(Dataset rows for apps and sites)
--------------------

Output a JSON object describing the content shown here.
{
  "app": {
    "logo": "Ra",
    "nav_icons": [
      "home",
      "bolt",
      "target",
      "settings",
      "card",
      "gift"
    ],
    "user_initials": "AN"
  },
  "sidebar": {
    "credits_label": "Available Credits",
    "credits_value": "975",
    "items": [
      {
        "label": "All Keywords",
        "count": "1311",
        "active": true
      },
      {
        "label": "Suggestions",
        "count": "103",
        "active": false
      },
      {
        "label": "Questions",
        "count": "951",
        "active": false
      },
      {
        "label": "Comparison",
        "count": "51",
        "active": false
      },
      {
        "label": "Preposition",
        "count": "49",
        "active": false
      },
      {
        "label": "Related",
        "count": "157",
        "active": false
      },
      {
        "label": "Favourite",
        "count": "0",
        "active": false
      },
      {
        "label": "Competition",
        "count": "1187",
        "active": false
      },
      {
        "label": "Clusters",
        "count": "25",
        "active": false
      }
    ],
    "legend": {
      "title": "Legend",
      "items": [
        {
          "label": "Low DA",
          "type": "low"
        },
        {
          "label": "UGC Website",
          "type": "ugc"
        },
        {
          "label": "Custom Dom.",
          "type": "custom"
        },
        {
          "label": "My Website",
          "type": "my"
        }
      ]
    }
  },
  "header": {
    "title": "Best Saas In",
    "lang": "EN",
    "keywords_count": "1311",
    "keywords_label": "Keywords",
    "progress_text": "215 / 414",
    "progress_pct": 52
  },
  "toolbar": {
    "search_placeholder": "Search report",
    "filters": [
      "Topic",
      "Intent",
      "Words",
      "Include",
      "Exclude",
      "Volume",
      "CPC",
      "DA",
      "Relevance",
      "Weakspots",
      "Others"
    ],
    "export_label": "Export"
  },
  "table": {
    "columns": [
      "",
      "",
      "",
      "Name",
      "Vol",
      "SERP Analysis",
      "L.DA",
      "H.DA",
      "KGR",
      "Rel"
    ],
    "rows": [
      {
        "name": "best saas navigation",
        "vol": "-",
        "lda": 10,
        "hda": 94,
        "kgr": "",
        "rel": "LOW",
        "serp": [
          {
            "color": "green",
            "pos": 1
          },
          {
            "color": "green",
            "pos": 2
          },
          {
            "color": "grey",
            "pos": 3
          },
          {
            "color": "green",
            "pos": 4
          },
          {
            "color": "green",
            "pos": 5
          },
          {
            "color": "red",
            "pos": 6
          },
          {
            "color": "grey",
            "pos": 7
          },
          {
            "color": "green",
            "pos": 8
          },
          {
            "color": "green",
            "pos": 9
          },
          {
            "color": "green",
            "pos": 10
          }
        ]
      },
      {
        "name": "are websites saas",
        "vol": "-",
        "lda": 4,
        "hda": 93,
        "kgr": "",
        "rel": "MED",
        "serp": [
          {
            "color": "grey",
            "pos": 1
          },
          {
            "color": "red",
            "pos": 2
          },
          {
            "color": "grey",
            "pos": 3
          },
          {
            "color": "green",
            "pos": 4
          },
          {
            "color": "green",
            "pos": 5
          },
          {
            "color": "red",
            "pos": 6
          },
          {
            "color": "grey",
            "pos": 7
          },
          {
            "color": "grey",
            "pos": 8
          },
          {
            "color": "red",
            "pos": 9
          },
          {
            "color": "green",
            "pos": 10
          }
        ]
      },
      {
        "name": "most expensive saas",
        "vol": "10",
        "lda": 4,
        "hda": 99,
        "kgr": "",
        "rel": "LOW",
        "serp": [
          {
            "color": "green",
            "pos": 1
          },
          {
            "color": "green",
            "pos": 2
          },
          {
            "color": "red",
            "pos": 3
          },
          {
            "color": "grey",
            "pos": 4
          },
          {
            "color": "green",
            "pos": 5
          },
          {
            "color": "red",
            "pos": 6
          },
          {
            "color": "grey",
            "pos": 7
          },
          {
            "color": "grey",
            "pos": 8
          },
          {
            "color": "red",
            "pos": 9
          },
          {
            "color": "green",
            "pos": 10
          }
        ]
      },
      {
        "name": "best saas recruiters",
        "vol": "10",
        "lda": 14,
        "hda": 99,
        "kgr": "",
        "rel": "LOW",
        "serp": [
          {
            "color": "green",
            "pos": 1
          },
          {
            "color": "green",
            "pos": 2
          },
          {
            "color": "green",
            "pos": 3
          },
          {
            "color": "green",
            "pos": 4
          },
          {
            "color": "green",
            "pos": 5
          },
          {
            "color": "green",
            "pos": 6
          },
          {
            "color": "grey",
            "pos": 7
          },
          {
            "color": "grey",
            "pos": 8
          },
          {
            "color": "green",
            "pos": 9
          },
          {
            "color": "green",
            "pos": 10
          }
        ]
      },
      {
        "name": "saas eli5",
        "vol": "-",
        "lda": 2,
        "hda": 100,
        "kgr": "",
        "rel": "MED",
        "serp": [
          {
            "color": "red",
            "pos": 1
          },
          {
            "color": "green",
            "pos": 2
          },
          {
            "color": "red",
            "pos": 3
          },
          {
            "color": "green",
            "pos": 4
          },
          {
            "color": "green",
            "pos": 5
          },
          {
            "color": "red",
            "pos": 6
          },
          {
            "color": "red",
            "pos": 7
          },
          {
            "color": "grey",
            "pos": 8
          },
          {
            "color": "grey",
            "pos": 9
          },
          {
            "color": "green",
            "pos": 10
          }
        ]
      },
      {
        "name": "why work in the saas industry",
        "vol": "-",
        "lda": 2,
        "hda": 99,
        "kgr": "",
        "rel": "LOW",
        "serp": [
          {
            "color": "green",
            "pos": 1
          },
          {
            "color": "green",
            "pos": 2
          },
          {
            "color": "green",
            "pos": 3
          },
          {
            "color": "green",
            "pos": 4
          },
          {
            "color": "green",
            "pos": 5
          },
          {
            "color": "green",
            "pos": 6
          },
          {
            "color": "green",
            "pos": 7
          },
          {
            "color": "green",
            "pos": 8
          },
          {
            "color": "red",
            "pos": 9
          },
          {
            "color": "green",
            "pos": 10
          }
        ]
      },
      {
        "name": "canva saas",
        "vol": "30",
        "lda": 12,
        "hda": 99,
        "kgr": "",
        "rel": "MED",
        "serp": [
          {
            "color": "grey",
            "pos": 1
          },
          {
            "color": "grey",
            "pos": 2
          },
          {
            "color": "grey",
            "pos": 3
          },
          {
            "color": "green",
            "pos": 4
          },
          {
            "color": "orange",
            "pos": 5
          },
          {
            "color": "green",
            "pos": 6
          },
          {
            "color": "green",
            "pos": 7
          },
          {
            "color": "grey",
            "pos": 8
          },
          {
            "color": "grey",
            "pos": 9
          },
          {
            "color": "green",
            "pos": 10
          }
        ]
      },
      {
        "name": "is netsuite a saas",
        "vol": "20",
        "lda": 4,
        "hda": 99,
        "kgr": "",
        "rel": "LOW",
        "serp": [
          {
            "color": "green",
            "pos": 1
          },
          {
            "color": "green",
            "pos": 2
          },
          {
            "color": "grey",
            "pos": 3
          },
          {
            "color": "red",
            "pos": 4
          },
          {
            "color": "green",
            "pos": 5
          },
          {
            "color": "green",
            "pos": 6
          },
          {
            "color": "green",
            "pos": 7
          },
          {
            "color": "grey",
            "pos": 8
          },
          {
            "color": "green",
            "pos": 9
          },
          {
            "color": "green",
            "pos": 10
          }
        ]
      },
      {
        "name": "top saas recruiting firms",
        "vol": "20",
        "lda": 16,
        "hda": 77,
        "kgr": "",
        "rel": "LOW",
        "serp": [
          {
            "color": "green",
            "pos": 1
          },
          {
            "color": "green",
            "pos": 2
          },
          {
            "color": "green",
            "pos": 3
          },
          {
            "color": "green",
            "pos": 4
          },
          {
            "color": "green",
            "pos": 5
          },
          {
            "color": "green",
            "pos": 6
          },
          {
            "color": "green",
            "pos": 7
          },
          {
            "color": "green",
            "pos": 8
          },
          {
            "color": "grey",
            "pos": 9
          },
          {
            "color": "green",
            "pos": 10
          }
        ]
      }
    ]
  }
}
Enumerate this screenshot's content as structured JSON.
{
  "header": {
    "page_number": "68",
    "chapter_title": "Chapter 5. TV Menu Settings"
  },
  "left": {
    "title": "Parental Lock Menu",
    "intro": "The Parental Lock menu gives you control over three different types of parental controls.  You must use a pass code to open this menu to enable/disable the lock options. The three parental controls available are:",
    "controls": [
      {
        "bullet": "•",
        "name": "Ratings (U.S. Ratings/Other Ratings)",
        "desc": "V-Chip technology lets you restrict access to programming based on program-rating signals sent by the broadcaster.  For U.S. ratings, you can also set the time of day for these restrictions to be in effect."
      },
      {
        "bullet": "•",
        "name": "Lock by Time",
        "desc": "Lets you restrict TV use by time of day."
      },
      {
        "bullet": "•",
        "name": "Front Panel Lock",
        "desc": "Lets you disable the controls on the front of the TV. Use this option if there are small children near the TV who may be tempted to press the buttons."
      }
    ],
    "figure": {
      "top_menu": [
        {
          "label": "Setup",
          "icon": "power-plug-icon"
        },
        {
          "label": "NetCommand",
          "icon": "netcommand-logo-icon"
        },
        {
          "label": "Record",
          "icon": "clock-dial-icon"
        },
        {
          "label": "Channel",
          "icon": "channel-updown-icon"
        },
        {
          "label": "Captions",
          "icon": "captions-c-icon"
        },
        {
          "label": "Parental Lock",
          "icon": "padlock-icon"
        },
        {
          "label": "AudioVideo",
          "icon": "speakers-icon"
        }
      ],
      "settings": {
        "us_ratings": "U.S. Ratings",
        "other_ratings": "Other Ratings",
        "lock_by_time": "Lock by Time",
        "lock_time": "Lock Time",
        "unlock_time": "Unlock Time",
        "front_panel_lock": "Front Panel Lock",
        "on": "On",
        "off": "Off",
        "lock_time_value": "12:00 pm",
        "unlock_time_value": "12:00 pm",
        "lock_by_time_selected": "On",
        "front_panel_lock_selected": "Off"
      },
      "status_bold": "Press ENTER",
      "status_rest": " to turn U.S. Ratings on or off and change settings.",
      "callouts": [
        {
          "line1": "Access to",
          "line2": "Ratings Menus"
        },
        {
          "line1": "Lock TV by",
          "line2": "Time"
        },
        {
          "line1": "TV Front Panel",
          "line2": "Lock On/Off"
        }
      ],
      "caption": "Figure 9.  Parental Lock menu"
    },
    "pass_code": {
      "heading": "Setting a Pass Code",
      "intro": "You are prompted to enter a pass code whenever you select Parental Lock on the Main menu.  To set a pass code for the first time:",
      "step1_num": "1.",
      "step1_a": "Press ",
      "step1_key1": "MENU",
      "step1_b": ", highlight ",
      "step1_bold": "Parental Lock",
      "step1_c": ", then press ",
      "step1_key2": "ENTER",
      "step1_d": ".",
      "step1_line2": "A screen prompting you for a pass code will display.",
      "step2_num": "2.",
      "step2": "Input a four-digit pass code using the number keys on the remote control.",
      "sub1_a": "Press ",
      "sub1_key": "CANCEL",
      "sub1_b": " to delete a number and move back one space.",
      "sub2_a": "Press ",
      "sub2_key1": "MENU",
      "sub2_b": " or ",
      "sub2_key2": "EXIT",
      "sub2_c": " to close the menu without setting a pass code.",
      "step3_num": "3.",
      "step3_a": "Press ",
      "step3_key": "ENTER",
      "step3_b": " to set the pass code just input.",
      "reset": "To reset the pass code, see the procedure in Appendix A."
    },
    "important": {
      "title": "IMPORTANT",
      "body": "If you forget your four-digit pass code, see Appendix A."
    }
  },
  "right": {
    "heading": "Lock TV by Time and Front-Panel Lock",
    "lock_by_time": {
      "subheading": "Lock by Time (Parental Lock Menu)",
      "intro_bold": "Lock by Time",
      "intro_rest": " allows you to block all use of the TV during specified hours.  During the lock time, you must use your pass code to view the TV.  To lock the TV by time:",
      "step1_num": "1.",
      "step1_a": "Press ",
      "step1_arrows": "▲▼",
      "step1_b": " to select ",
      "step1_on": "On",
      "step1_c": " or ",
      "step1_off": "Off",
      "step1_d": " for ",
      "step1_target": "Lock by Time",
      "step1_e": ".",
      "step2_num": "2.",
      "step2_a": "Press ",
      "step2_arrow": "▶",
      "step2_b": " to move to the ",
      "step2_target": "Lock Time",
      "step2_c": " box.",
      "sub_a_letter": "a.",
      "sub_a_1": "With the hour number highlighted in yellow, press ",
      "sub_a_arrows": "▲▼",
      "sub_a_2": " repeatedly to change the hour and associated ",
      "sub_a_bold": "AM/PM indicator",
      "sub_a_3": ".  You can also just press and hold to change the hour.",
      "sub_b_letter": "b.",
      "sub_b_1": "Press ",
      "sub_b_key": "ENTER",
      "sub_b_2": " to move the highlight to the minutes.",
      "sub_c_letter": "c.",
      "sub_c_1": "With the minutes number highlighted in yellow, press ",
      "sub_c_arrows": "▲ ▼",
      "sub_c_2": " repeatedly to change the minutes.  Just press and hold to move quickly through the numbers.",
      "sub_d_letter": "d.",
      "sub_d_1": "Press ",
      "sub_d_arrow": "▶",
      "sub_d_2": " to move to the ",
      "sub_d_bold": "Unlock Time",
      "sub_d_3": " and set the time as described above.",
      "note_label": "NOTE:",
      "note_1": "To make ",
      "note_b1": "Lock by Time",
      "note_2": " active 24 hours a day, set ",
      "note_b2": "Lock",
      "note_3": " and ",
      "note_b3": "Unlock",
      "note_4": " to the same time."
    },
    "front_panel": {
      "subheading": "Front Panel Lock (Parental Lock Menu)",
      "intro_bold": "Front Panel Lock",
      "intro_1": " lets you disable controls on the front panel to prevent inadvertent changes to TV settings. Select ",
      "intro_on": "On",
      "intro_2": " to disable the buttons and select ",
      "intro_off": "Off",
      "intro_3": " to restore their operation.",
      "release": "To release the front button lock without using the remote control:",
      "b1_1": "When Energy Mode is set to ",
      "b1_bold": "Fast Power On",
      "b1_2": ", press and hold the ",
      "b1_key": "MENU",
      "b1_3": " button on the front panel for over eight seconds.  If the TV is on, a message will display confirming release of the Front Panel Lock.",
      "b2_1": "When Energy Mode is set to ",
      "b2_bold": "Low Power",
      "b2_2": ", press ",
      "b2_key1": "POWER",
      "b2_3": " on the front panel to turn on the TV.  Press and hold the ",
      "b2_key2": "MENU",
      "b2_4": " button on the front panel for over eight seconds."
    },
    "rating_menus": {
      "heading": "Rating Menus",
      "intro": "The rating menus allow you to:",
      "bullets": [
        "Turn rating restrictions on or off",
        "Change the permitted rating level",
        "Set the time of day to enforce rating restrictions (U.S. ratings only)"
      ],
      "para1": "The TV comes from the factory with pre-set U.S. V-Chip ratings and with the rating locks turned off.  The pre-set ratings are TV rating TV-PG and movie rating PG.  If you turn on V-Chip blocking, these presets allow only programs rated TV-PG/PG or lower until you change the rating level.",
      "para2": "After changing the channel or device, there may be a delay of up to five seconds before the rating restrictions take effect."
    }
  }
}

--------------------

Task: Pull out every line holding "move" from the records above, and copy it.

Answer for the task:
      "sub1_b": " to delete a number and move back one space.",
      "step2_b": " to move to the ",
      "sub_b_2": " to move the highlight to the minutes.",
      "sub_c_2": " repeatedly to change the minutes.  Just press and hold to move quickly through the numbers.",
      "sub_d_2": " to move to the ",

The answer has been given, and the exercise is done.